The thing about my specialist is that he definitely knows what he’s doing…but he’s also not the type that explains stuff to make you feel better…you’re supposed to do what he tells you and that’s it lol so this is really reassuring.

I was paranoid about “what if the medications has no effect?” so you’re saying that’s impossible? because that’s what my doctor said.

and also just curious about the eat with food thing with vemlidy…my understanding is that that’s only to prevent an upset stomach and so forth…I’ve taken vemlidy without food and I haven’t really had any worse side effects…but does it affect the effectiveness of the drug if I take it without food? that’s mainly what concerns me at this point.
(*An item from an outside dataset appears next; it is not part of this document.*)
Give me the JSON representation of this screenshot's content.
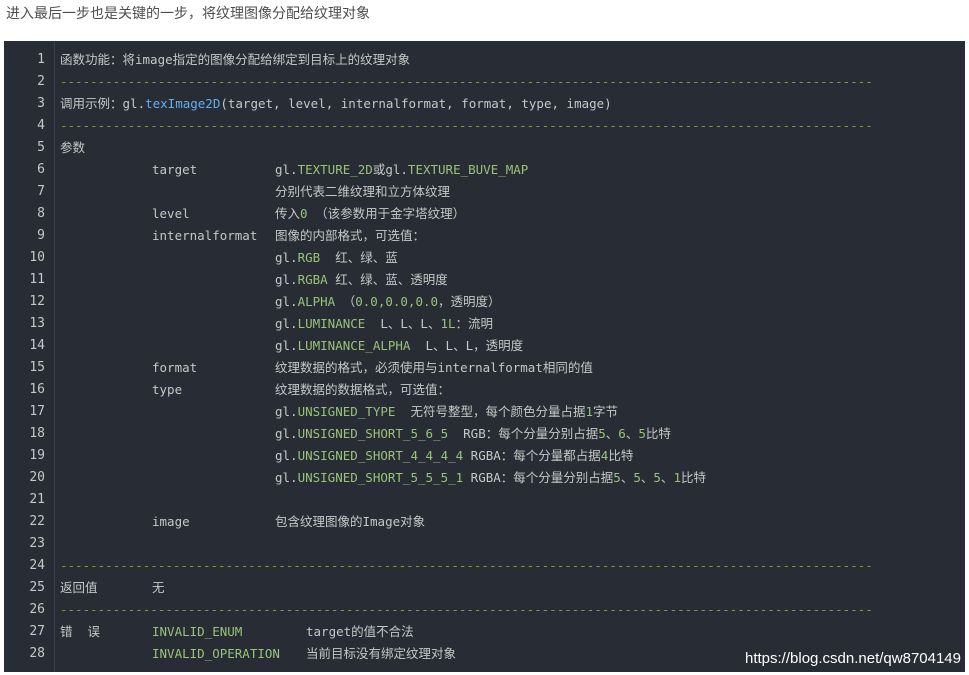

Thanks again!

Dear Joseph,

I’m not a physician, so I defer to your caregiver about whether tenofovir needs to be taken with food. A quick Goggle search implied that food is not needed, but I really suggest following the guidance you have received.

It is not “impossible” to have tenofovir treatment for HBV fail, but it is extraordinarily rare. Tenofovir (the TDF version that you are taking) has been on the market so long that the patent on it has expired, but I’ve seen only a couple of case reports that are clearly due to drug resistance. This is just a handful of patients compared to many millions for which it works very well. So in all practical terms, your doctor’s comment is correct.

John.